State-run Social Security System (SSS) tapped nine (9) domestic fund managers to manage part of its Investment Reserve Fund (IRF) worth P7 billion to help improve pension fund’s earnings from investments.
SSS President and CEO Aurora C. Ignacio said the pension fund deployed P1 billion each for three Balanced Fund Mandates, three Pure Equity Fund Mandates, and one Pure Fixed Income Fund Mandate. An investment mandate is an instruction to manage the pool of capital or funds, using a specific strategy and within certain risk parameters.
Earlier, SSS opened the bidding to hire nine local fund managers to manage the P9 billion investible funds which are divided equally to three types of mandate namely: Balanced Fund Mandate, Pure Equity Fund Mandate, and Pure Fixed Income Mandate.
Ignacio said the local fund managers underwent an open and competitive bidding and transparent evaluation process. After the bidding process, only P7 billion was deployed to qualified fund managers.
Under the Balanced Fund Mandate, SSS selected the Rizal Commercial Banking Corporation, BPI Asset Management, and Trust Corporation and ATRAM Trust Corporation who will each manage P1 billion investible fund.

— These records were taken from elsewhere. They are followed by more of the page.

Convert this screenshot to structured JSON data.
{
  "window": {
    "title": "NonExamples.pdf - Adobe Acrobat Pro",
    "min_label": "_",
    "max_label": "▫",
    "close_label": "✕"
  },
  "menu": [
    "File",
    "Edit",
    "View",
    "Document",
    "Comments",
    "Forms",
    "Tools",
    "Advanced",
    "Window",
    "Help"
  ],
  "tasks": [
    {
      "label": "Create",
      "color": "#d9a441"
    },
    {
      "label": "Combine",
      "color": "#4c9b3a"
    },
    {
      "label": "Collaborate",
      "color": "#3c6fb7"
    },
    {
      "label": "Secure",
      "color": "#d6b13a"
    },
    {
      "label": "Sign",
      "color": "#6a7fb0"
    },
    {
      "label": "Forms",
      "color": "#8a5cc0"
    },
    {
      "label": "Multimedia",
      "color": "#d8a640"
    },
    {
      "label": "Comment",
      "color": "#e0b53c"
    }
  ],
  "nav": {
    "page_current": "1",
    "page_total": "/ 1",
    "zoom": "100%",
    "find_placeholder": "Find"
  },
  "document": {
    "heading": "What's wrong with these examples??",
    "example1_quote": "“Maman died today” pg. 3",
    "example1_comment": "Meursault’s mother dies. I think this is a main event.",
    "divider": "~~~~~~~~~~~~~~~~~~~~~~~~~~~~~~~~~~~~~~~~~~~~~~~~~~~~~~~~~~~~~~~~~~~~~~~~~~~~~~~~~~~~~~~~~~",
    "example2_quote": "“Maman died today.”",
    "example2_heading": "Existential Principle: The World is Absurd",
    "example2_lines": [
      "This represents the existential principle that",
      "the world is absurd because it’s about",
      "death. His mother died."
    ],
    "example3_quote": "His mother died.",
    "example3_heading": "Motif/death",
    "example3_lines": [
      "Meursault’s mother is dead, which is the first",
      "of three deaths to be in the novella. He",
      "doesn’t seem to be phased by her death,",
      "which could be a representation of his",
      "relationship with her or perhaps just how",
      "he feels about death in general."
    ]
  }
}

For Pure Equity Fund Mandate, BPI Asset Management and Trust Corporation, Metropolitan Bank and Trust Company, and Philequity Management, Inc. will each handle P1 billion investible fund. Meanwhile, BPI Asset Management and Trust Corporation was entrusted to oversee P1 billion investible fund for the Pure Fixed Income Fund Mandate.
“The SSS management believes that it will benefit from the investment value-added services of the fund managers such as training, access to proprietary investment analysis and information and access to business analytics,” Ignacio said.
Under the old charter of the SSS, the pension fund is allowed to appoint local or foreign fund managers to manage the IRF.
SSS’ investment reserve fund as of the end of 2018 period stood at P495.6 billion wherein bulk of it, or 43 percent is invested in government securities, 19 percent in equities, another 19 percent in loans to members, 3 percent for bank deposits, 8 percent for corporate notes and bonds, 7 percent in real estate and 1 percent for mutual fund.
“The remaining P2 billion allotted for two local fund managers will be open for rebidding this year,” Ignacio said.